TASK DIRECTIONS. Could you return the data below exactly as it appears?

MATERIAL PROVIDED.
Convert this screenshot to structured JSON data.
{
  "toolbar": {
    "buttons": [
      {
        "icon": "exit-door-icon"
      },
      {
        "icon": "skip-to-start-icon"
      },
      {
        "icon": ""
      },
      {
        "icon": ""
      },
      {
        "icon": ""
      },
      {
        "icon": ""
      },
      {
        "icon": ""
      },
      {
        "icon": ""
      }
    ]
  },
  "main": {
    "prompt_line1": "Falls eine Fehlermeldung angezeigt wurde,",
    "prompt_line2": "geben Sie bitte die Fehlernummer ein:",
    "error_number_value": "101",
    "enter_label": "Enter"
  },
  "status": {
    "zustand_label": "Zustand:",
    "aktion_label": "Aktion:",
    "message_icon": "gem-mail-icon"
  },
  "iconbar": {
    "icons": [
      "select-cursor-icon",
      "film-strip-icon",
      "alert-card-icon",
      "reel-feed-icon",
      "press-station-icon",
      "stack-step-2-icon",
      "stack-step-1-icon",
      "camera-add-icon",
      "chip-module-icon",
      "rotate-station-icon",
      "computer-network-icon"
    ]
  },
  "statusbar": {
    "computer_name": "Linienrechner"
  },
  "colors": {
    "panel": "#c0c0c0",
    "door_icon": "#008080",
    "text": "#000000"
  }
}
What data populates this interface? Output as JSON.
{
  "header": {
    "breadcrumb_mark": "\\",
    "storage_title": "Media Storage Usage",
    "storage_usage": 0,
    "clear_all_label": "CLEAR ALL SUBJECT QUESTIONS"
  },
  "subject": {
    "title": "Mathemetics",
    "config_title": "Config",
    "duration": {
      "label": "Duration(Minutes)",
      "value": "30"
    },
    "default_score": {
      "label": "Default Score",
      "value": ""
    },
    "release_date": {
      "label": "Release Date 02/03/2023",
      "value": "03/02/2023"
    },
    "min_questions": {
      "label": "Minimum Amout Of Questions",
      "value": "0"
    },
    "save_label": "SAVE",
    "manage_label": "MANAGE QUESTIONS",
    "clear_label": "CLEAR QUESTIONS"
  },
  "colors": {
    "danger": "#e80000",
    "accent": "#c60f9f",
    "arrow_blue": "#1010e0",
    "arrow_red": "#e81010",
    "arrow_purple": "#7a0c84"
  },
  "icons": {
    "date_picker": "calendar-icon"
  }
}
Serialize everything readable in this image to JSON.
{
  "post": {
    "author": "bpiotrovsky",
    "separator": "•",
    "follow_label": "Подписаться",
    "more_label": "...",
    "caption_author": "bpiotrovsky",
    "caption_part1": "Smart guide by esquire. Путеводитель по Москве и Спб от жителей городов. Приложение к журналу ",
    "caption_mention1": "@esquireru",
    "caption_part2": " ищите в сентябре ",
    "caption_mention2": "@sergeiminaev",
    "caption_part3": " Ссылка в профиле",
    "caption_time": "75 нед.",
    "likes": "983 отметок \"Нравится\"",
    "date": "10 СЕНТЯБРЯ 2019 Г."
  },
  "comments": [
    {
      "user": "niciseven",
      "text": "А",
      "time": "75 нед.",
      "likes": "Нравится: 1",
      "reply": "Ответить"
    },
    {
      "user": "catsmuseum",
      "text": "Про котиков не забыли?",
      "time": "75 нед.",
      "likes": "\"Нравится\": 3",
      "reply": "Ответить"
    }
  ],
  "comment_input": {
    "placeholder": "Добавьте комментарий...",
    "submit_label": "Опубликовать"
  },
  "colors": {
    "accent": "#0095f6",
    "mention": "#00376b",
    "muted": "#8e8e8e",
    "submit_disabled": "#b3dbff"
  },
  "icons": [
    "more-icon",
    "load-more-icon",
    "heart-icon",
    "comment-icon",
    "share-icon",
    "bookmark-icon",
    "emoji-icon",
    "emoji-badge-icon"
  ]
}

RESULT FOR THIS TASK.
Convert this screenshot to structured JSON data.
{
  "toolbar": {
    "buttons": [
      {
        "icon": "exit-door-icon"
      },
      {
        "icon": "skip-to-start-icon"
      },
      {
        "icon": ""
      },
      {
        "icon": ""
      },
      {
        "icon": ""
      },
      {
        "icon": ""
      },
      {
        "icon": ""
      },
      {
        "icon": ""
      }
    ]
  },
  "main": {
    "prompt_line1": "Falls eine Fehlermeldung angezeigt wurde,",
    "prompt_line2": "geben Sie bitte die Fehlernummer ein:",
    "error_number_value": "101",
    "enter_label": "Enter"
  },
  "status": {
    "zustand_label": "Zustand:",
    "aktion_label": "Aktion:",
    "message_icon": "gem-mail-icon"
  },
  "iconbar": {
    "icons": [
      "select-cursor-icon",
      "film-strip-icon",
      "alert-card-icon",
      "reel-feed-icon",
      "press-station-icon",
      "stack-step-2-icon",
      "stack-step-1-icon",
      "camera-add-icon",
      "chip-module-icon",
      "rotate-station-icon",
      "computer-network-icon"
    ]
  },
  "statusbar": {
    "computer_name": "Linienrechner"
  },
  "colors": {
    "panel": "#c0c0c0",
    "door_icon": "#008080",
    "text": "#000000"
  }
}
What data populates this interface? Output as JSON.
{
  "header": {
    "breadcrumb_mark": "\\",
    "storage_title": "Media Storage Usage",
    "storage_usage": 0,
    "clear_all_label": "CLEAR ALL SUBJECT QUESTIONS"
  },
  "subject": {
    "title": "Mathemetics",
    "config_title": "Config",
    "duration": {
      "label": "Duration(Minutes)",
      "value": "30"
    },
    "default_score": {
      "label": "Default Score",
      "value": ""
    },
    "release_date": {
      "label": "Release Date 02/03/2023",
      "value": "03/02/2023"
    },
    "min_questions": {
      "label": "Minimum Amout Of Questions",
      "value": "0"
    },
    "save_label": "SAVE",
    "manage_label": "MANAGE QUESTIONS",
    "clear_label": "CLEAR QUESTIONS"
  },
  "colors": {
    "danger": "#e80000",
    "accent": "#c60f9f",
    "arrow_blue": "#1010e0",
    "arrow_red": "#e81010",
    "arrow_purple": "#7a0c84"
  },
  "icons": {
    "date_picker": "calendar-icon"
  }
}
Serialize everything readable in this image to JSON.
{
  "post": {
    "author": "bpiotrovsky",
    "separator": "•",
    "follow_label": "Подписаться",
    "more_label": "...",
    "caption_author": "bpiotrovsky",
    "caption_part1": "Smart guide by esquire. Путеводитель по Москве и Спб от жителей городов. Приложение к журналу ",
    "caption_mention1": "@esquireru",
    "caption_part2": " ищите в сентябре ",
    "caption_mention2": "@sergeiminaev",
    "caption_part3": " Ссылка в профиле",
    "caption_time": "75 нед.",
    "likes": "983 отметок \"Нравится\"",
    "date": "10 СЕНТЯБРЯ 2019 Г."
  },
  "comments": [
    {
      "user": "niciseven",
      "text": "А",
      "time": "75 нед.",
      "likes": "Нравится: 1",
      "reply": "Ответить"
    },
    {
      "user": "catsmuseum",
      "text": "Про котиков не забыли?",
      "time": "75 нед.",
      "likes": "\"Нравится\": 3",
      "reply": "Ответить"
    }
  ],
  "comment_input": {
    "placeholder": "Добавьте комментарий...",
    "submit_label": "Опубликовать"
  },
  "colors": {
    "accent": "#0095f6",
    "mention": "#00376b",
    "muted": "#8e8e8e",
    "submit_disabled": "#b3dbff"
  },
  "icons": [
    "more-icon",
    "load-more-icon",
    "heart-icon",
    "comment-icon",
    "share-icon",
    "bookmark-icon",
    "emoji-icon",
    "emoji-badge-icon"
  ]
}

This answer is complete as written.